Grenada’s readiness to deal with natural disasters will be put to the test when the 2016 Trade Winds Exercise takes place from June 5-12.
The exercise, which is to be spearheaded by the Royal Grenada Police Force (RGPF), involves all of the member-countries of the Barbados-based Regional Security Services (RSS), which comprises seven Police Forces and three armies of the Organisation of Eastern Caribbean States (OECS), and the United States Army.
Deputy Commissioner of Police, Franklyn Redhead told reporters at a media briefing last week Wednesday that while the overall command resides within the domain of the local authorities, it is a shared responsibility with local shareholders involving the National Disaster Management Agency (NaDMA) and RGPF.
The United States will provide support in terms of the exercise control group, and logistical support to ensure that the exercise meets its objective.
According to the senior Police officer, the overall concept of the Trade Winds Exercise is to support the Caribbean Security Base Initiative.
“Trade Winds is a unique opportunity for Caribbean Nations to practice skills that they would normally apply to crisis scenarios or situations,” he said.
He said the whole concept of the exercise is based on crawl, walk and run.
The strategic themes of the exercise are to support or counteract trans-national organised crime, and to assist Caribbean Nations in building resilience and being self-sufficient in the ways that they respond to a range of issues from crime as well as disaster response.
Deputy Commissioner Redhead noted that whenever there is an issue that requires a response, it comes from persons from the army, police forces, Non-Governmental Organisations, and other stakeholders.
“Getting them to gel together… is one of the key features of Trade Winds to ensure that we are different in the way that we conduct our routine business, but when an issue arises we have to develop some framework to ensure that we collaborate and co-operate in the context of responding to a particular challenge,” he said.
Deputy Commissioner Redhead who provided the media with an extensive update on what the Trade Winds Exercise entails called for the consciousness of the Grenadian population during the seven-day activity.
The top ranking local Police Officer, as Head Planner for the exercise, said the objective behind Trade Winds is to support the Caribbean in its security aspirations, and that it is sponsored by the government of the United States.

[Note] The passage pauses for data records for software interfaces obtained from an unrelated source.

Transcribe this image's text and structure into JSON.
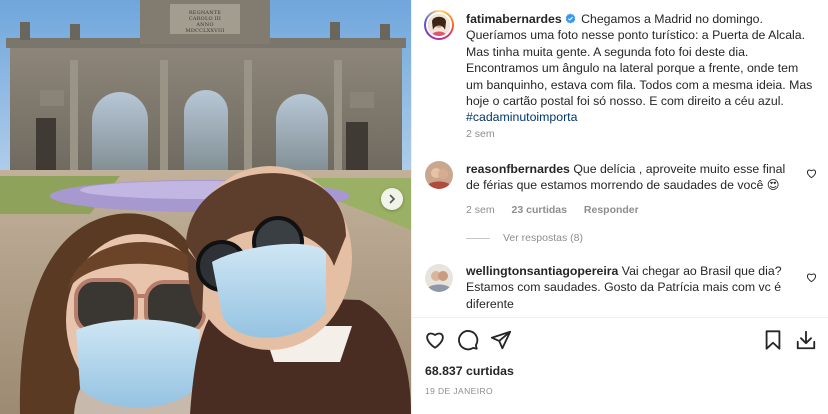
{
  "monument_inscription": "REGNANTE\nCAROLO III\nANNO\nMDCCLXXVIII",
  "post": {
    "author": "fatimabernardes",
    "verified": true,
    "caption": "Chegamos a Madrid no domingo. Queríamos uma foto nesse ponto turístico: a Puerta de Alcala. Mas tinha muita gente. A segunda foto foi deste dia. Encontramos um ângulo na lateral porque a frente, onde tem um banquinho, estava com fila. Todos com a mesma ideia. Mas hoje o cartão postal foi só nosso. E com direito a céu azul.",
    "hashtag": "#cadaminutoimporta",
    "age": "2 sem",
    "likes": "68.837 curtidas",
    "date": "19 DE JANEIRO"
  },
  "comments": [
    {
      "username": "reasonfbernardes",
      "text": "Que delícia , aproveite muito esse final de férias que estamos morrendo de saudades de você 😍",
      "age": "2 sem",
      "likes": "23 curtidas",
      "reply_label": "Responder",
      "view_replies": "Ver respostas (8)"
    },
    {
      "username": "wellingtonsantiagopereira",
      "text": "Vai chegar ao Brasil que dia? Estamos com saudades. Gosto da Patrícia mais com vc é diferente"
    }
  ],
  "icons": {
    "like": "heart-icon",
    "comment": "comment-icon",
    "share": "paper-plane-icon",
    "save": "bookmark-icon",
    "download": "download-icon",
    "carousel_next": "chevron-right-icon",
    "verified": "verified-badge-icon"
  },
  "colors": {
    "verified_blue": "#3897f0",
    "hashtag_link": "#00376b",
    "muted_text": "#8e8e8e"
  }
}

The exercise will focus this year on humanitarian assistance and disaster response in the context of supporting what Grenada has to do in the event that it faces a crisis.

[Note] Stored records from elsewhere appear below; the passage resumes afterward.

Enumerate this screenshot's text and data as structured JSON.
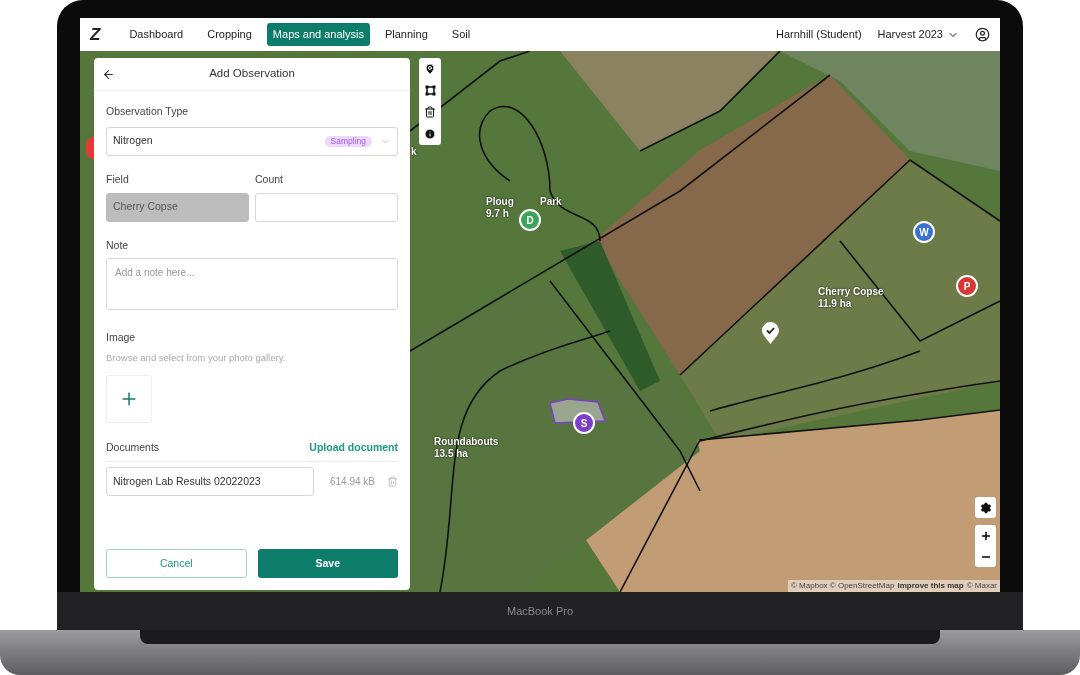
{
  "nav": {
    "logo": "Z",
    "items": [
      {
        "label": "Dashboard",
        "selected": false
      },
      {
        "label": "Cropping",
        "selected": false
      },
      {
        "label": "Maps and analysis",
        "selected": true
      },
      {
        "label": "Planning",
        "selected": false
      },
      {
        "label": "Soil",
        "selected": false
      }
    ],
    "farm": "Harnhill (Student)",
    "season": "Harvest 2023"
  },
  "panel": {
    "title": "Add Observation",
    "observation_type": {
      "label": "Observation Type",
      "value": "Nitrogen",
      "badge": "Sampling"
    },
    "field": {
      "label": "Field",
      "value": "Cherry Copse",
      "disabled": true
    },
    "count": {
      "label": "Count"
    },
    "note": {
      "label": "Note",
      "placeholder": "Add a note here..."
    },
    "image": {
      "label": "Image",
      "hint": "Browse and select from your photo gallery."
    },
    "documents": {
      "label": "Documents",
      "action": "Upload document",
      "items": [
        {
          "name": "Nitrogen Lab Results 02022023",
          "size": "614.94 kB"
        }
      ]
    },
    "cancel": "Cancel",
    "save": "Save"
  },
  "map": {
    "labels": [
      {
        "lines": [
          "k"
        ]
      },
      {
        "lines": [
          "Ploug",
          "9.7 h"
        ],
        "extra": "Park"
      },
      {
        "lines": [
          "Cherry Copse",
          "11.9 ha"
        ]
      },
      {
        "lines": [
          "Roundabouts",
          "13.5 ha"
        ]
      }
    ],
    "markers": [
      {
        "color": "#e53935"
      },
      {
        "letter": "D",
        "color": "#3da35a"
      },
      {
        "letter": "W",
        "color": "#3b72d1"
      },
      {
        "letter": "P",
        "color": "#d93636"
      },
      {
        "letter": "S",
        "color": "#7b3fc9"
      }
    ],
    "attribution": {
      "before": "© Mapbox © OpenStreetMap",
      "link": "Improve this map",
      "after": "© Maxar"
    }
  },
  "device_label": "MacBook Pro"
}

It will also concentrate on responding to mass evacuation.
The entire exercise scenario is premise on an earthquake in the Atlantic Ocean, which causes a Tsunami in the Town of Grenville, resulting in evacuation on the east coast for four to six hours.
Deputy Commissioner Redhead disclosed that they have set their aspiration very high in terms of 300 to 500 persons to test the security forces.

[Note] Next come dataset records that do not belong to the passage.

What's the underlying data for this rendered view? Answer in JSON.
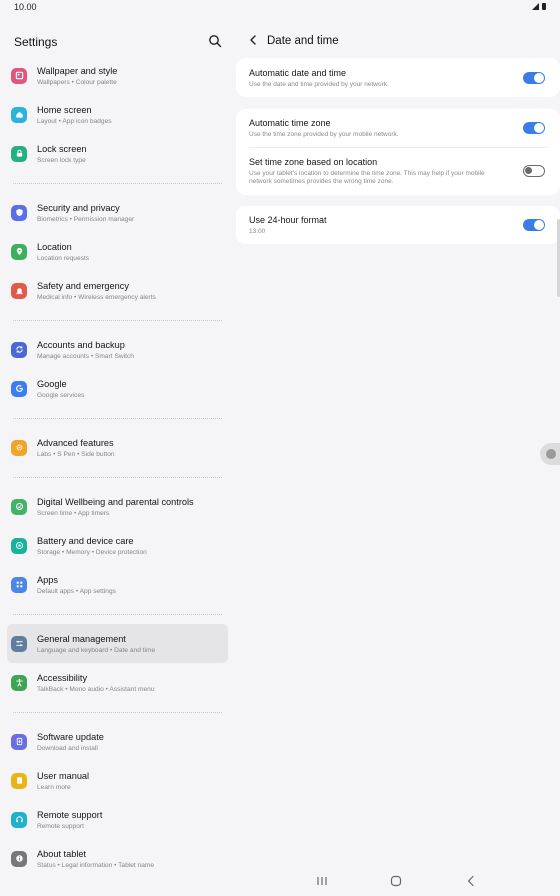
{
  "status_bar": {
    "time": "10.00"
  },
  "left": {
    "title": "Settings",
    "groups": [
      [
        {
          "title": "Wallpaper and style",
          "subtitle": "Wallpapers  •  Colour palette",
          "color": "#e0577d",
          "icon": "wallpaper-icon"
        },
        {
          "title": "Home screen",
          "subtitle": "Layout  •  App icon badges",
          "color": "#2cb3d9",
          "icon": "home-icon"
        },
        {
          "title": "Lock screen",
          "subtitle": "Screen lock type",
          "color": "#23b184",
          "icon": "lock-icon"
        }
      ],
      [
        {
          "title": "Security and privacy",
          "subtitle": "Biometrics  •  Permission manager",
          "color": "#5b6ee8",
          "icon": "shield-icon"
        },
        {
          "title": "Location",
          "subtitle": "Location requests",
          "color": "#3db05f",
          "icon": "location-icon"
        },
        {
          "title": "Safety and emergency",
          "subtitle": "Medical info  •  Wireless emergency alerts",
          "color": "#e25a4c",
          "icon": "emergency-icon"
        }
      ],
      [
        {
          "title": "Accounts and backup",
          "subtitle": "Manage accounts  •  Smart Switch",
          "color": "#4a69d6",
          "icon": "sync-icon"
        },
        {
          "title": "Google",
          "subtitle": "Google services",
          "color": "#3c7ef0",
          "icon": "google-icon"
        }
      ],
      [
        {
          "title": "Advanced features",
          "subtitle": "Labs  •  S Pen  •  Side button",
          "color": "#f0a528",
          "icon": "gear-plus-icon"
        }
      ],
      [
        {
          "title": "Digital Wellbeing and parental controls",
          "subtitle": "Screen time  •  App timers",
          "color": "#44b36a",
          "icon": "wellbeing-icon"
        },
        {
          "title": "Battery and device care",
          "subtitle": "Storage  •  Memory  •  Device protection",
          "color": "#19b39a",
          "icon": "device-care-icon"
        },
        {
          "title": "Apps",
          "subtitle": "Default apps  •  App settings",
          "color": "#4b86e8",
          "icon": "apps-grid-icon"
        }
      ],
      [
        {
          "title": "General management",
          "subtitle": "Language and keyboard  •  Date and time",
          "color": "#5f7e9e",
          "icon": "sliders-icon",
          "active": true
        },
        {
          "title": "Accessibility",
          "subtitle": "TalkBack  •  Mono audio  •  Assistant menu",
          "color": "#3fa456",
          "icon": "accessibility-icon"
        }
      ],
      [
        {
          "title": "Software update",
          "subtitle": "Download and install",
          "color": "#6a6fe0",
          "icon": "update-icon"
        },
        {
          "title": "User manual",
          "subtitle": "Learn more",
          "color": "#e8b418",
          "icon": "manual-icon"
        },
        {
          "title": "Remote support",
          "subtitle": "Remote support",
          "color": "#1fb2cc",
          "icon": "headset-icon"
        },
        {
          "title": "About tablet",
          "subtitle": "Status  •  Legal information  •  Tablet name",
          "color": "#787878",
          "icon": "info-icon"
        }
      ]
    ]
  },
  "right": {
    "title": "Date and time",
    "auto_date": {
      "title": "Automatic date and time",
      "subtitle": "Use the date and time provided by your network.",
      "on": true
    },
    "auto_zone": {
      "title": "Automatic time zone",
      "subtitle": "Use the time zone provided by your mobile network.",
      "on": true
    },
    "zone_location": {
      "title": "Set time zone based on location",
      "subtitle": "Use your tablet's location to determine the time zone. This may help if your mobile network sometimes provides the wrong time zone.",
      "on": false
    },
    "h24": {
      "title": "Use 24-hour format",
      "subtitle": "13:00",
      "on": true
    }
  },
  "accent_color": "#3a7de8"
}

“The issue here is really drawing out the lessons that we need to learn in a mass evacuation scenario,” he told reporters.
The RGPF No.2 ranking police officer provided the media with an insight into what to expect during the days of the exercise.
He said that between June 5-12 the National Emergency Operation and the District Emergency Operation centres will be engaged by participating in academics, a table top exercise, and three days of walk-drills at St. George’s University.
While this is taking place, the security forces will be having their own training on matters of human rights, integration, internal security, and evacuation.
The security forces will also be engaged in shooting scenarios, which include range shooting, and situation shooting, followed by field training exercises at the west coast around the tank farm at Grand Mal, St. George’s for about four to six hours on June 9.
Deputy Commissioner Redhead indicated that the tank farm has significant importance to Grenada hence the reason why the field training exercise will take place there.
“If we loose the tank farm through some criminal activity or some terrorist events, then it is going to affect Grenada significantly in the short term,” he said.
The coast guards from across the region including Guyana, Trinidad and Tobago, RSS Countries, and Martinique will be involved in a marine training exercise geared at counteracting transnational organised crimes.
Deputy Commissioner Redhead said the organisers of Trade Winds 2016 will create an artificial environment to test the local procedures and systems.
Participants will be arriving in Grenada between June 1 and 4.